_Task statement_
Your task is to return all of the records exactly, minus any images.

_Stored data entries_
<<<<

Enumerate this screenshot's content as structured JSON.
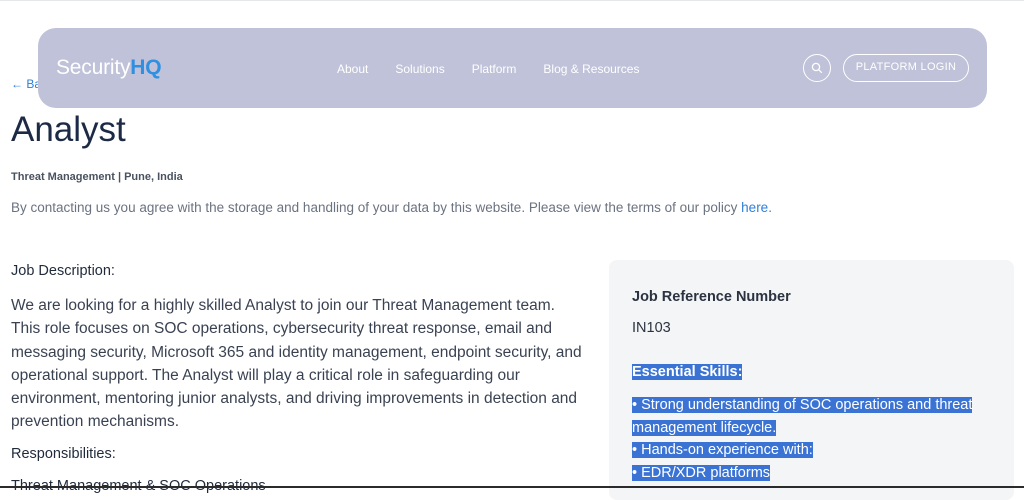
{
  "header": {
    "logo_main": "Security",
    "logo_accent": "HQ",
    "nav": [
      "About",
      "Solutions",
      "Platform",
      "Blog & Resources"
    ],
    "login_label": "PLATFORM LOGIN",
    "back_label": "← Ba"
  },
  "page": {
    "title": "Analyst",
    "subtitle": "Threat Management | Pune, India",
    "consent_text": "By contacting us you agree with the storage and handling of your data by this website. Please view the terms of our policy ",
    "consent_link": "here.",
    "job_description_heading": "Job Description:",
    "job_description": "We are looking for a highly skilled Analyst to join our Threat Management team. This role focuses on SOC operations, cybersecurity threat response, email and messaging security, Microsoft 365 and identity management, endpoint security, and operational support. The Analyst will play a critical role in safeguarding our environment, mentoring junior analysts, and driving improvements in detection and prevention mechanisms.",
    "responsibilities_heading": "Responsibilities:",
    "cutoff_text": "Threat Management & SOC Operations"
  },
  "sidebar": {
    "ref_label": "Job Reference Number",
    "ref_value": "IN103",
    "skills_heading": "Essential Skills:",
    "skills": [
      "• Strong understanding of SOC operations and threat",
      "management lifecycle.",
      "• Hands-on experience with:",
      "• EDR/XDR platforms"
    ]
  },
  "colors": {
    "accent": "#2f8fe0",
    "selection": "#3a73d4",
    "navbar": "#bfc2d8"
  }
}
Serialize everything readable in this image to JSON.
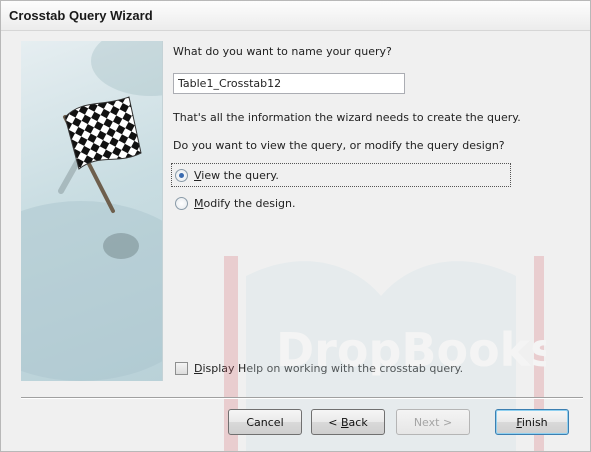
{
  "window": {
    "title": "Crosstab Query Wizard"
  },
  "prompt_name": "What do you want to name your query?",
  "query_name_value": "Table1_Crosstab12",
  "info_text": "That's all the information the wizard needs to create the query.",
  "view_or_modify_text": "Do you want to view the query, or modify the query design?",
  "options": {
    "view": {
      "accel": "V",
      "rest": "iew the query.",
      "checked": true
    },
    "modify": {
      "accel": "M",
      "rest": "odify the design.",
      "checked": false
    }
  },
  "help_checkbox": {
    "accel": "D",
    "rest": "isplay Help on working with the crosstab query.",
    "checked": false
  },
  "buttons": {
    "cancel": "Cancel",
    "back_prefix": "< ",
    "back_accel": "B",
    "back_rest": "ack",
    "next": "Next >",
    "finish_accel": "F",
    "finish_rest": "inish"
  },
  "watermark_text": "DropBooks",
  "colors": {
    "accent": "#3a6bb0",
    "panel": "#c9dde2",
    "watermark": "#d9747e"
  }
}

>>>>

_Solution below_
Enumerate this screenshot's content as structured JSON.
{
  "header": {
    "logo_main": "Security",
    "logo_accent": "HQ",
    "nav": [
      "About",
      "Solutions",
      "Platform",
      "Blog & Resources"
    ],
    "login_label": "PLATFORM LOGIN",
    "back_label": "← Ba"
  },
  "page": {
    "title": "Analyst",
    "subtitle": "Threat Management | Pune, India",
    "consent_text": "By contacting us you agree with the storage and handling of your data by this website. Please view the terms of our policy ",
    "consent_link": "here.",
    "job_description_heading": "Job Description:",
    "job_description": "We are looking for a highly skilled Analyst to join our Threat Management team. This role focuses on SOC operations, cybersecurity threat response, email and messaging security, Microsoft 365 and identity management, endpoint security, and operational support. The Analyst will play a critical role in safeguarding our environment, mentoring junior analysts, and driving improvements in detection and prevention mechanisms.",
    "responsibilities_heading": "Responsibilities:",
    "cutoff_text": "Threat Management & SOC Operations"
  },
  "sidebar": {
    "ref_label": "Job Reference Number",
    "ref_value": "IN103",
    "skills_heading": "Essential Skills:",
    "skills": [
      "• Strong understanding of SOC operations and threat",
      "management lifecycle.",
      "• Hands-on experience with:",
      "• EDR/XDR platforms"
    ]
  },
  "colors": {
    "accent": "#2f8fe0",
    "selection": "#3a73d4",
    "navbar": "#bfc2d8"
  }
}
Serialize everything readable in this image to JSON.
{
  "window": {
    "title": "Crosstab Query Wizard"
  },
  "prompt_name": "What do you want to name your query?",
  "query_name_value": "Table1_Crosstab12",
  "info_text": "That's all the information the wizard needs to create the query.",
  "view_or_modify_text": "Do you want to view the query, or modify the query design?",
  "options": {
    "view": {
      "accel": "V",
      "rest": "iew the query.",
      "checked": true
    },
    "modify": {
      "accel": "M",
      "rest": "odify the design.",
      "checked": false
    }
  },
  "help_checkbox": {
    "accel": "D",
    "rest": "isplay Help on working with the crosstab query.",
    "checked": false
  },
  "buttons": {
    "cancel": "Cancel",
    "back_prefix": "< ",
    "back_accel": "B",
    "back_rest": "ack",
    "next": "Next >",
    "finish_accel": "F",
    "finish_rest": "inish"
  },
  "watermark_text": "DropBooks",
  "colors": {
    "accent": "#3a6bb0",
    "panel": "#c9dde2",
    "watermark": "#d9747e"
  }
}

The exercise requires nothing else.